**Work order**
Exact copies of all the records below should be returned.
━━━ Input for this task
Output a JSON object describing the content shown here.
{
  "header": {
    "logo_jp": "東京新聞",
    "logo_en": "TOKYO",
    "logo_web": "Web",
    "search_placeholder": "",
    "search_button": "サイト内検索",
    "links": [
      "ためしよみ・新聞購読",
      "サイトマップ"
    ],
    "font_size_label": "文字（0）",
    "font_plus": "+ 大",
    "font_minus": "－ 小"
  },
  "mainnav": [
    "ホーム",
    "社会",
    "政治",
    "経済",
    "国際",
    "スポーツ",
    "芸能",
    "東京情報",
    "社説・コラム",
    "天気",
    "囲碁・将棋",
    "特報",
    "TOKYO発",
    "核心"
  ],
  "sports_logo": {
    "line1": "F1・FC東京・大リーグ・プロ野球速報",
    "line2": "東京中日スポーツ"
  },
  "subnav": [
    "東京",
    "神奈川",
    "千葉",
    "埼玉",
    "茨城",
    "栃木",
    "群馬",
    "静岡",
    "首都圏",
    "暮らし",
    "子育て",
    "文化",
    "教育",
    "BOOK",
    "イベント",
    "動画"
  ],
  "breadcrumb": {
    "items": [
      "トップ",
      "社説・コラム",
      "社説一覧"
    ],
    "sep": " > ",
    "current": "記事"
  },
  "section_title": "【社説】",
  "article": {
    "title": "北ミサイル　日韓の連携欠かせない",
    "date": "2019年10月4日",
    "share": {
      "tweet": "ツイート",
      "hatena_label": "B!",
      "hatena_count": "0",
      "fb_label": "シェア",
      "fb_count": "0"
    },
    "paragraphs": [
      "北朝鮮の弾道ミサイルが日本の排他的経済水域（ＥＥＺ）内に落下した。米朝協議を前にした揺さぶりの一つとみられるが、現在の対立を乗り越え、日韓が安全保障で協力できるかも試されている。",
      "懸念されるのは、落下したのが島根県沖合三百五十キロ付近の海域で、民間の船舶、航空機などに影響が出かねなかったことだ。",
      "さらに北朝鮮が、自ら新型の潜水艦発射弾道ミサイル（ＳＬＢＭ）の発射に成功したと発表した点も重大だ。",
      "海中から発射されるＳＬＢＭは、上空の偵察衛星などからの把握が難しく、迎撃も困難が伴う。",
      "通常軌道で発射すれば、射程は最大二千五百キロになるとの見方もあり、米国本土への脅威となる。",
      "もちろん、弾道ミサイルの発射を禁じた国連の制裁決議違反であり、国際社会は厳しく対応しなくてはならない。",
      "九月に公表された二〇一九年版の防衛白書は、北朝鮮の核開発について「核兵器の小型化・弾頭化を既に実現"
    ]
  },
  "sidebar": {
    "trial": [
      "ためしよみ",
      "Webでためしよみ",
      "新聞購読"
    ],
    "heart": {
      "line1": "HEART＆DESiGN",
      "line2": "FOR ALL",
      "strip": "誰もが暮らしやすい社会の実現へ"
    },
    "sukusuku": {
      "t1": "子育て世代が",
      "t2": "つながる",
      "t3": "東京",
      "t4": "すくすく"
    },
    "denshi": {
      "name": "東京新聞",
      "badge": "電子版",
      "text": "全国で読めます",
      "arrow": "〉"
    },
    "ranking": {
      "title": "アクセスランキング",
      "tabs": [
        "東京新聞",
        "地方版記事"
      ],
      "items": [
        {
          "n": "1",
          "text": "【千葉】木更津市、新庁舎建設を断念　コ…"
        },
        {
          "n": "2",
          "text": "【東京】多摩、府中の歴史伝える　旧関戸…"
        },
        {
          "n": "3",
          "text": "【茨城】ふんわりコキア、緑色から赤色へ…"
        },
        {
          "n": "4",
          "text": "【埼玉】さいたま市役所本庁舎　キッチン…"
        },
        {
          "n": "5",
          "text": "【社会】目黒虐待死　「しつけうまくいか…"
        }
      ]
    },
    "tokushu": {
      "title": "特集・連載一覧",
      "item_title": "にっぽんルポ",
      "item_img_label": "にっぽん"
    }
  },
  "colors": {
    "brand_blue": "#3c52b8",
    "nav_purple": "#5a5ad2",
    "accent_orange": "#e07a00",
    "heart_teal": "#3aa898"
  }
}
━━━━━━
**Task output**
Output a JSON object describing the content shown here.
{
  "header": {
    "logo_jp": "東京新聞",
    "logo_en": "TOKYO",
    "logo_web": "Web",
    "search_placeholder": "",
    "search_button": "サイト内検索",
    "links": [
      "ためしよみ・新聞購読",
      "サイトマップ"
    ],
    "font_size_label": "文字（0）",
    "font_plus": "+ 大",
    "font_minus": "－ 小"
  },
  "mainnav": [
    "ホーム",
    "社会",
    "政治",
    "経済",
    "国際",
    "スポーツ",
    "芸能",
    "東京情報",
    "社説・コラム",
    "天気",
    "囲碁・将棋",
    "特報",
    "TOKYO発",
    "核心"
  ],
  "sports_logo": {
    "line1": "F1・FC東京・大リーグ・プロ野球速報",
    "line2": "東京中日スポーツ"
  },
  "subnav": [
    "東京",
    "神奈川",
    "千葉",
    "埼玉",
    "茨城",
    "栃木",
    "群馬",
    "静岡",
    "首都圏",
    "暮らし",
    "子育て",
    "文化",
    "教育",
    "BOOK",
    "イベント",
    "動画"
  ],
  "breadcrumb": {
    "items": [
      "トップ",
      "社説・コラム",
      "社説一覧"
    ],
    "sep": " > ",
    "current": "記事"
  },
  "section_title": "【社説】",
  "article": {
    "title": "北ミサイル　日韓の連携欠かせない",
    "date": "2019年10月4日",
    "share": {
      "tweet": "ツイート",
      "hatena_label": "B!",
      "hatena_count": "0",
      "fb_label": "シェア",
      "fb_count": "0"
    },
    "paragraphs": [
      "北朝鮮の弾道ミサイルが日本の排他的経済水域（ＥＥＺ）内に落下した。米朝協議を前にした揺さぶりの一つとみられるが、現在の対立を乗り越え、日韓が安全保障で協力できるかも試されている。",
      "懸念されるのは、落下したのが島根県沖合三百五十キロ付近の海域で、民間の船舶、航空機などに影響が出かねなかったことだ。",
      "さらに北朝鮮が、自ら新型の潜水艦発射弾道ミサイル（ＳＬＢＭ）の発射に成功したと発表した点も重大だ。",
      "海中から発射されるＳＬＢＭは、上空の偵察衛星などからの把握が難しく、迎撃も困難が伴う。",
      "通常軌道で発射すれば、射程は最大二千五百キロになるとの見方もあり、米国本土への脅威となる。",
      "もちろん、弾道ミサイルの発射を禁じた国連の制裁決議違反であり、国際社会は厳しく対応しなくてはならない。",
      "九月に公表された二〇一九年版の防衛白書は、北朝鮮の核開発について「核兵器の小型化・弾頭化を既に実現"
    ]
  },
  "sidebar": {
    "trial": [
      "ためしよみ",
      "Webでためしよみ",
      "新聞購読"
    ],
    "heart": {
      "line1": "HEART＆DESiGN",
      "line2": "FOR ALL",
      "strip": "誰もが暮らしやすい社会の実現へ"
    },
    "sukusuku": {
      "t1": "子育て世代が",
      "t2": "つながる",
      "t3": "東京",
      "t4": "すくすく"
    },
    "denshi": {
      "name": "東京新聞",
      "badge": "電子版",
      "text": "全国で読めます",
      "arrow": "〉"
    },
    "ranking": {
      "title": "アクセスランキング",
      "tabs": [
        "東京新聞",
        "地方版記事"
      ],
      "items": [
        {
          "n": "1",
          "text": "【千葉】木更津市、新庁舎建設を断念　コ…"
        },
        {
          "n": "2",
          "text": "【東京】多摩、府中の歴史伝える　旧関戸…"
        },
        {
          "n": "3",
          "text": "【茨城】ふんわりコキア、緑色から赤色へ…"
        },
        {
          "n": "4",
          "text": "【埼玉】さいたま市役所本庁舎　キッチン…"
        },
        {
          "n": "5",
          "text": "【社会】目黒虐待死　「しつけうまくいか…"
        }
      ]
    },
    "tokushu": {
      "title": "特集・連載一覧",
      "item_title": "にっぽんルポ",
      "item_img_label": "にっぽん"
    }
  },
  "colors": {
    "brand_blue": "#3c52b8",
    "nav_purple": "#5a5ad2",
    "accent_orange": "#e07a00",
    "heart_teal": "#3aa898"
  }
}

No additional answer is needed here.